Sunday, September 21, 2014

Seurat? Seurat, Dept.

I was fortunate enough to see last night's performance of this sold-out revival of a Sondheim favorite Sunday in the Park with George at the intimate Signature Theatre.  Fourth row left, but not a bad seat in the house.  The leads, Claybourne Elder and Brynn O'Malley, are terrific, bringing a new fire and rawness to the show's central relationship, which is saying a lot for roles that were originated by Bernadette Peters and Mandy Patinkin.

I last saw a production during the Sondheim festival at the Kennedy Center in 2002.  At that time, Melissa Errico and Raul Esparza played Dot and George in a terrific, well-staged revival.  But Signature's smaller scale is perfect as a showcase for a show that's ultimately about a painting as the frame for the relationship between two people.

And to watch, 20 feet away, George arrange the dozen characters onstage into the positions they finally assume in A Sunday Afternoon on the Island of La Grand Jatte as they sing "Sunday," one of Sondheim's most moving anthems, is a breathcatching moment.

BONUS SOBSISTER SONDHEIM REALIZATION: Here's my OMG moment for the day: While researching the 2002 revival, I noticed that, among the cast of A Little Night Music--which, along with Sunday..., was one of the six plays produced for the Sondheim Celebration--was a Kristen Bell as "Fredrika Armfeldt." It couldn't be that...I mean...I saw that production and...really?  But sure enough: Ms. Bell played that role two years before she broke out as TV's Veronica Mars.

DOUBLE BONUS SOBSISTER SONDHEIM REALIZATION: Here's my even-bigger OMG moment for the day: 2002 Sondheim Celebration.  Company.  Which I also saw and is one of my--and many people's--Sondheim faves.  The lead role of "Bobby" was played at that time by...John Barrowman.  John "Captain Jack Harness" Barrowman?!!  Are you freakin' kidding me?!?!  Now, granted, this was three years before his first appearance as that character on Doctor Who, but, dang, I guess precognition is not my mutant power.

TRIPLE BONUS SOBSISTER NON-SONDHEIM REALIZATION: The sidewalk outside Signature Theatre was jam-packed with high-schoolers, 60?, 70? of them.  My friend, who was the kind and generous soul who bought the tickets, and I were more than a little concerned that they would be attending Sunday... and swamping the small space.  Sure enough, we took our seats, and in came the teens, chittering, giggling, waving at each other across the space.  I was even less optimistic at that point, thinking that the performance would be punctuated by texting, whispering and endless fidgeting.  And...your sobsister was completely dead wrong.  The show, which, as a meditation on art and creativity, ain't exactly Hairspray or Wicked, engaged the entire audience from the late-middle-aged gay couple eighth row center to the row of African-American teen girls right in front of them.  And everyone stood to appreciate the cast with applause and cheers at show's end.  So, bully for these kids and their teachers, and shame on me for (mis)judging books by their covers.  A lovely evening was had by all.

1 comment:

Barry Alfonso said...

Dear Sob Sister - This is a long shot, but I am wondering if you have any information about the life and career of Hale Matthews, a Broadway producer active into the 1980s. He knew a lot of theater people and had a foundation named for him.

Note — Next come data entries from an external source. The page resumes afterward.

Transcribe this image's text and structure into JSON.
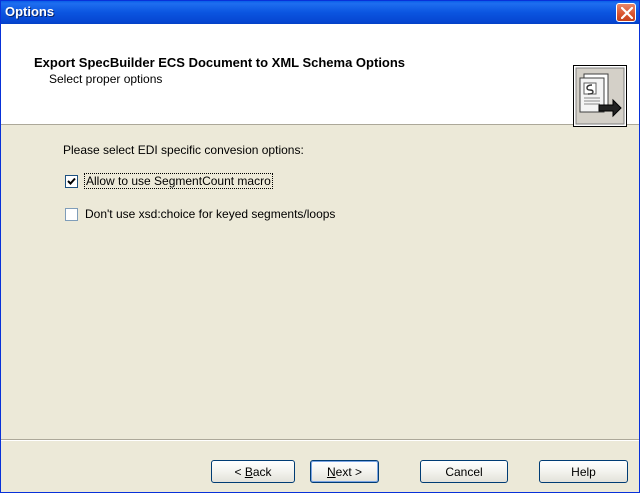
{
  "window": {
    "title": "Options"
  },
  "header": {
    "title": "Export SpecBuilder ECS Document to XML Schema Options",
    "subtitle": "Select proper options"
  },
  "content": {
    "prompt": "Please select EDI specific convesion options:",
    "options": [
      {
        "label": "Allow to use SegmentCount macro",
        "checked": true
      },
      {
        "label": "Don't use xsd:choice for keyed segments/loops",
        "checked": false
      }
    ]
  },
  "buttons": {
    "back": {
      "prefix": "< ",
      "mnemonic": "B",
      "rest": "ack"
    },
    "next": {
      "mnemonic": "N",
      "rest": "ext >"
    },
    "cancel": "Cancel",
    "help": "Help"
  },
  "colors": {
    "title_bar": "#0A5FE8",
    "dialog_bg": "#ECE9D8",
    "header_bg": "#FFFFFF"
  },
  "icons": {
    "close": "close-icon",
    "header": "export-document-icon",
    "check": "check-icon"
  }
}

Any info or referrals you could offer would be appreciated. Thanks, Barry Alfonso